Once the packet arrives it contains a check of several thousand dollars and instructions for the victim to “keep” 30% of the check and use the rest of the money to complete the assignment/scam. Students are particularly vulnerable to the scam, often with limited income streams. In between traditional market research questions specifying which store to go to, which product to buy, and which questions to ask the salesperson is a plot to get money. The victim is then harassed by text and email to urgently complete the assignment before they realize the check will bounce.
We have reports where mystery shoppers were asked to buy prepaid money cards and email the redemption code on the back; to buy check printing software to print and deposit checks; and to send a MoneyGram to a Puerto Rico location.
When mystery shopping victims trust their relationships with university faculty and LinkedIn enough to move forward and get ripped off there is little recourse. Due to a pandemic of cyber crime, we have reports that the authorities and companies involved do nothing and are unwilling to follow the money trail.
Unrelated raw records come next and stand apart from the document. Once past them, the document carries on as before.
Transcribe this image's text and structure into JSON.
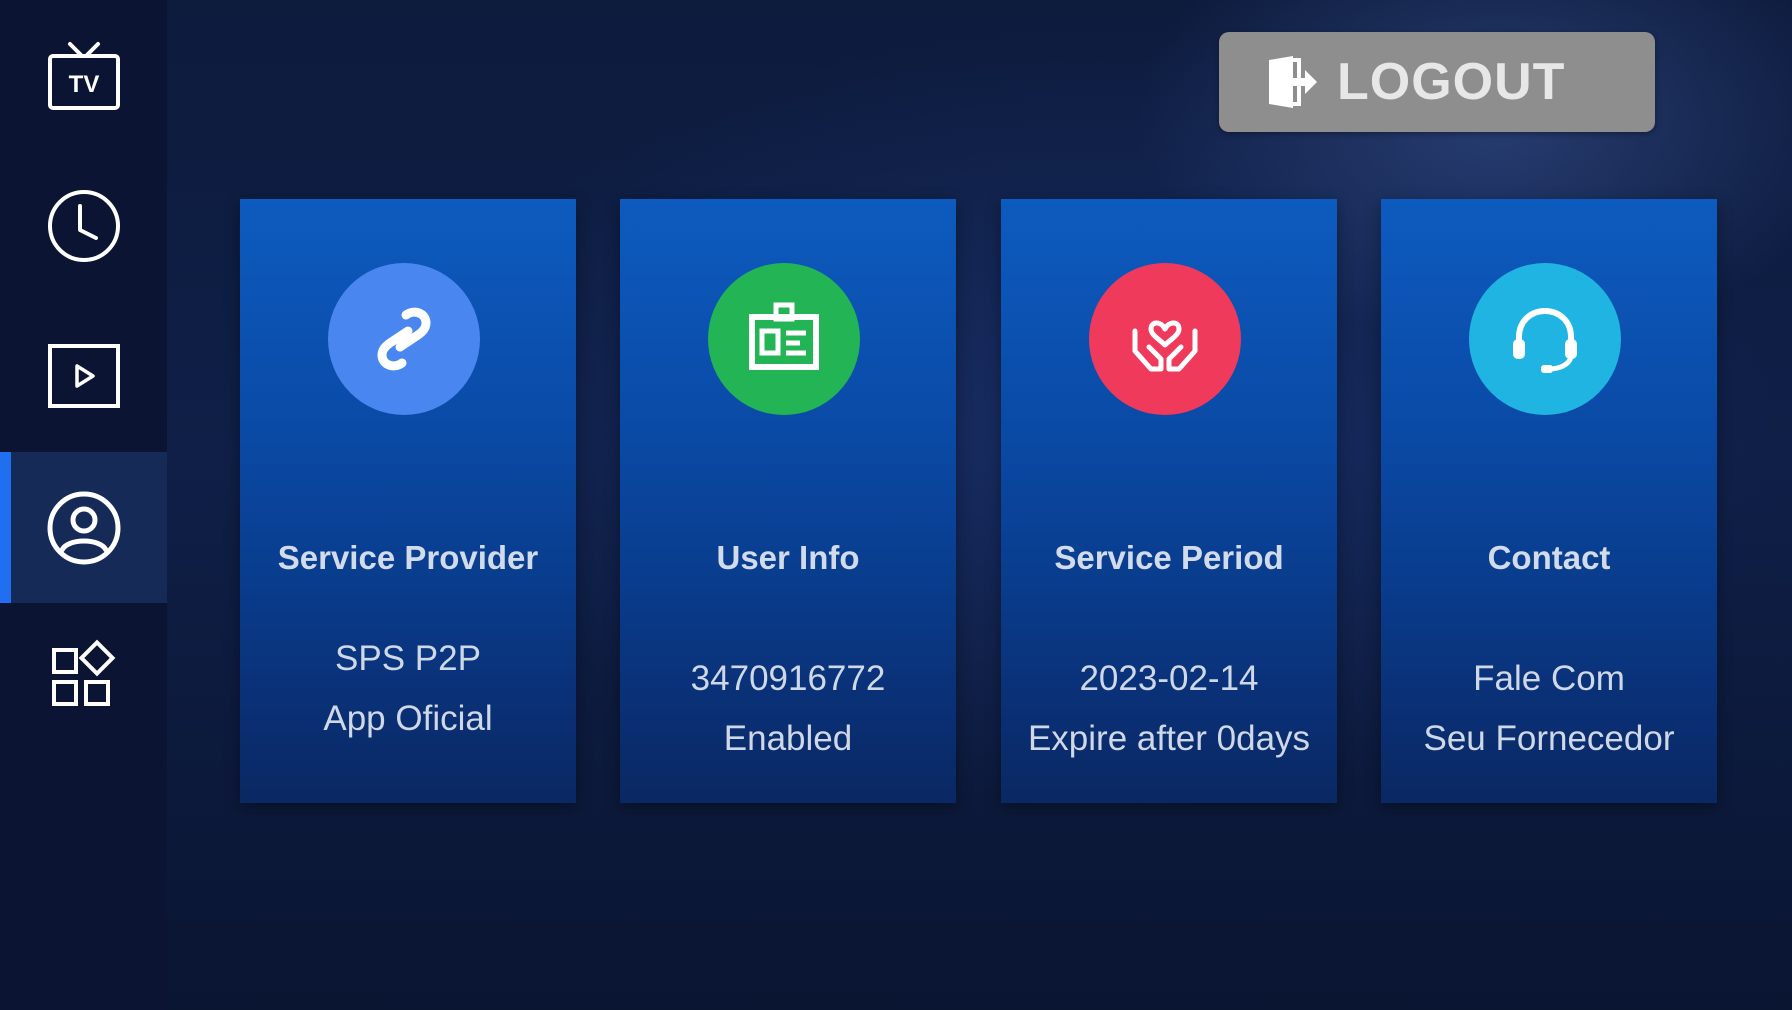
{
  "sidebar": {
    "items": [
      {
        "id": "tv",
        "label": "TV",
        "icon": "tv-icon",
        "active": false
      },
      {
        "id": "history",
        "icon": "clock-icon",
        "active": false
      },
      {
        "id": "video",
        "icon": "play-icon",
        "active": false
      },
      {
        "id": "account",
        "icon": "user-circle-icon",
        "active": true
      },
      {
        "id": "apps",
        "icon": "apps-grid-icon",
        "active": false
      }
    ]
  },
  "header": {
    "logout_label": "LOGOUT",
    "logout_icon": "logout-icon"
  },
  "cards": [
    {
      "title": "Service Provider",
      "line1": "SPS P2P",
      "line2": "App Oficial",
      "icon": "link-icon",
      "color": "#4a86f0"
    },
    {
      "title": "User Info",
      "line1": "3470916772",
      "line2": "Enabled",
      "icon": "id-card-icon",
      "color": "#22b455"
    },
    {
      "title": "Service Period",
      "line1": "2023-02-14",
      "line2": "Expire after 0days",
      "icon": "hands-heart-icon",
      "color": "#f03a5c"
    },
    {
      "title": "Contact",
      "line1": "Fale Com",
      "line2": "Seu Fornecedor",
      "icon": "headset-icon",
      "color": "#1fb4e2"
    }
  ],
  "colors": {
    "accent": "#1f6ff0",
    "background": "#0d1b3d",
    "card": "#0a4aa6",
    "logout_button": "#8e8e8e"
  }
}
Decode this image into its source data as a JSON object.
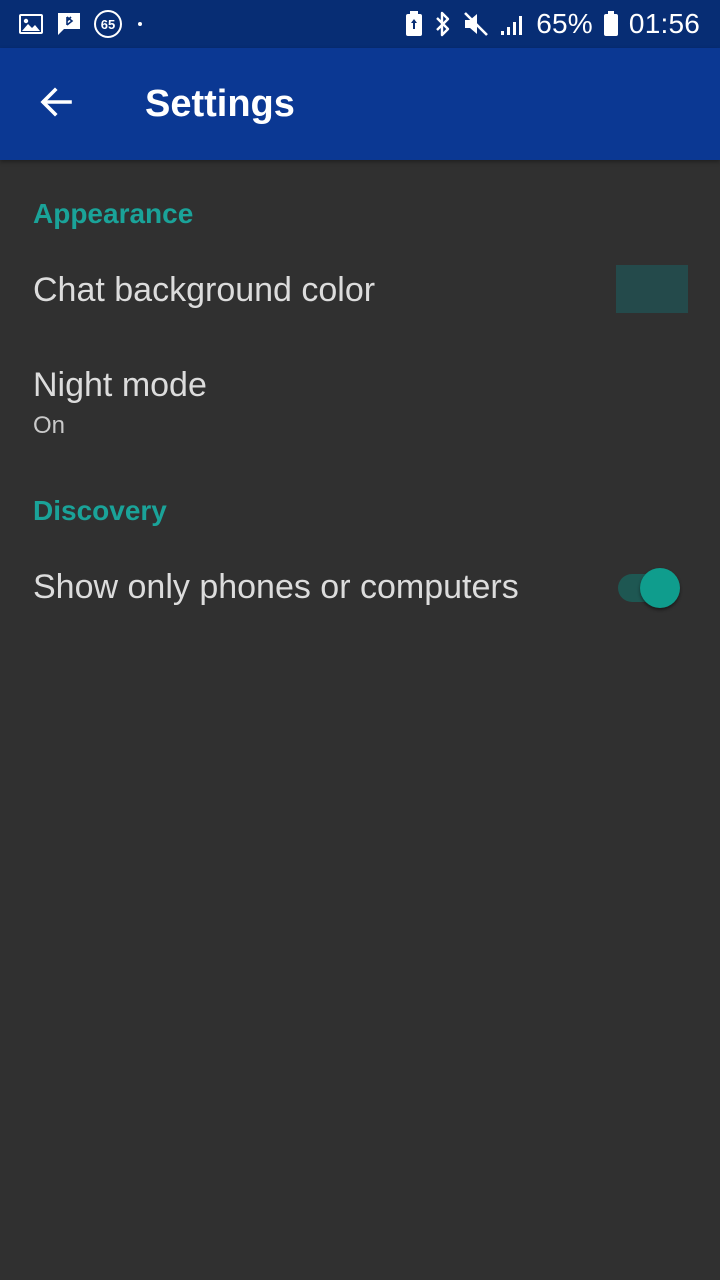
{
  "status_bar": {
    "notification_badge": "65",
    "battery_percent": "65%",
    "time": "01:56",
    "icons_left": [
      "image-icon",
      "chat-notification-icon",
      "badge-65-icon",
      "dot-icon"
    ],
    "icons_right": [
      "battery-saver-icon",
      "bluetooth-icon",
      "mute-icon",
      "signal-icon",
      "battery-icon"
    ]
  },
  "app_bar": {
    "title": "Settings",
    "back_icon": "arrow-left-icon"
  },
  "sections": {
    "appearance": {
      "header": "Appearance",
      "chat_background": {
        "title": "Chat background color",
        "swatch_color": "#244a4b"
      },
      "night_mode": {
        "title": "Night mode",
        "summary": "On"
      }
    },
    "discovery": {
      "header": "Discovery",
      "show_only": {
        "title": "Show only phones or computers",
        "enabled": true
      }
    }
  },
  "colors": {
    "status_bar_bg": "#072d74",
    "app_bar_bg": "#0b3893",
    "background": "#303030",
    "accent": "#1aa399",
    "text_primary": "#dcdcdc"
  }
}
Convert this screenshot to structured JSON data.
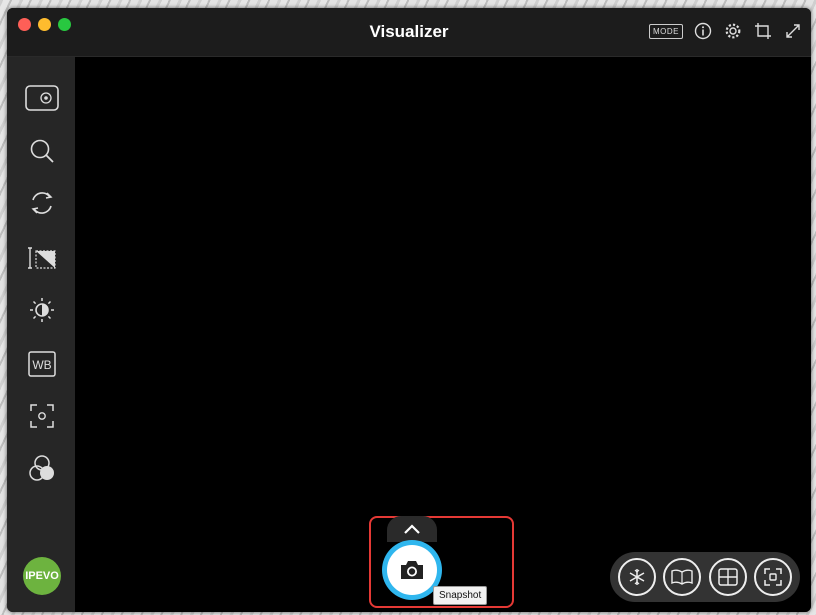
{
  "window": {
    "title": "Visualizer"
  },
  "titlebar": {
    "mode_label": "MODE",
    "icons": [
      "info-icon",
      "gear-icon",
      "crop-icon",
      "expand-icon"
    ]
  },
  "sidebar": {
    "items": [
      {
        "name": "camera-source",
        "icon": "camera-source-icon"
      },
      {
        "name": "zoom",
        "icon": "magnifier-icon"
      },
      {
        "name": "rotate",
        "icon": "rotate-icon"
      },
      {
        "name": "mirror",
        "icon": "mirror-icon"
      },
      {
        "name": "exposure",
        "icon": "brightness-icon"
      },
      {
        "name": "white-balance",
        "icon": "wb-icon",
        "label": "WB"
      },
      {
        "name": "focus",
        "icon": "focus-icon"
      },
      {
        "name": "color-filter",
        "icon": "filter-icon"
      }
    ],
    "logo_label": "IPEVO"
  },
  "bottom": {
    "snapshot_tooltip": "Snapshot",
    "tools": [
      "freeze-icon",
      "book-icon",
      "split-icon",
      "capture-area-icon"
    ]
  },
  "colors": {
    "accent": "#2fb6ee",
    "logo": "#6db33f",
    "highlight": "#e53935"
  }
}
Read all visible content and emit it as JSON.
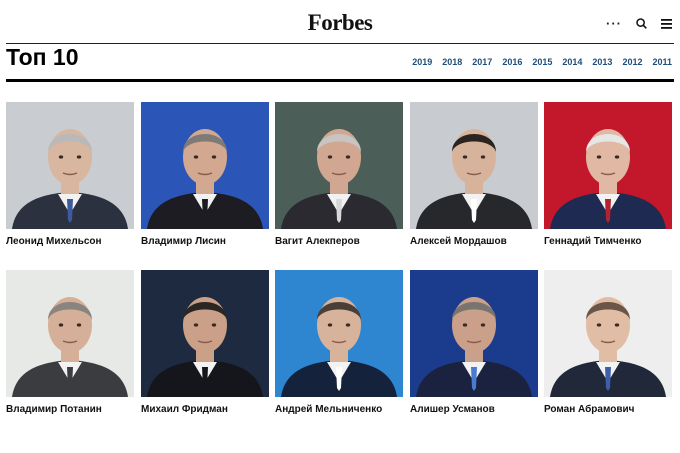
{
  "header": {
    "logo": "Forbes",
    "menu_dots": "···"
  },
  "page": {
    "title": "Топ 10"
  },
  "years": [
    "2019",
    "2018",
    "2017",
    "2016",
    "2015",
    "2014",
    "2013",
    "2012",
    "2011"
  ],
  "people": [
    {
      "name": "Леонид Михельсон",
      "bg": "#c9cdd2",
      "suit": "#2c3140",
      "skin": "#d9b6a0",
      "hair": "#b9b9b9",
      "tie": "#3b5b9e"
    },
    {
      "name": "Владимир Лисин",
      "bg": "#2b56b8",
      "suit": "#1c1c22",
      "skin": "#d3a890",
      "hair": "#7d7a78",
      "tie": "#1c1c22"
    },
    {
      "name": "Вагит Алекперов",
      "bg": "#4b5f58",
      "suit": "#2a2a30",
      "skin": "#d2a791",
      "hair": "#c7c4c1",
      "tie": "#d8d8d8"
    },
    {
      "name": "Алексей Мордашов",
      "bg": "#c8ccd1",
      "suit": "#27282c",
      "skin": "#d8b39c",
      "hair": "#2a2320",
      "tie": "#ffffff"
    },
    {
      "name": "Геннадий Тимченко",
      "bg": "#c3172b",
      "suit": "#1e2a52",
      "skin": "#e0b8a4",
      "hair": "#e6e6e6",
      "tie": "#b2232f"
    },
    {
      "name": "Владимир Потанин",
      "bg": "#e7e9e6",
      "suit": "#3a3c40",
      "skin": "#d6af98",
      "hair": "#8a8480",
      "tie": "#3a3c40"
    },
    {
      "name": "Михаил Фридман",
      "bg": "#1d2a40",
      "suit": "#14161c",
      "skin": "#caa089",
      "hair": "#2a2624",
      "tie": "#14161c"
    },
    {
      "name": "Андрей Мельниченко",
      "bg": "#2f86d0",
      "suit": "#14223c",
      "skin": "#d8b39c",
      "hair": "#4a3f38",
      "tie": "#ffffff"
    },
    {
      "name": "Алишер Усманов",
      "bg": "#1b3c8c",
      "suit": "#1a2240",
      "skin": "#caa08a",
      "hair": "#7a7470",
      "tie": "#4a7bd0"
    },
    {
      "name": "Роман Абрамович",
      "bg": "#eeeeee",
      "suit": "#20283a",
      "skin": "#e2bda6",
      "hair": "#6a5648",
      "tie": "#3d5fa8"
    }
  ]
}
If you have anymore information related to a LinkedIn mystery shopping scam, please send us an email to email@example.com.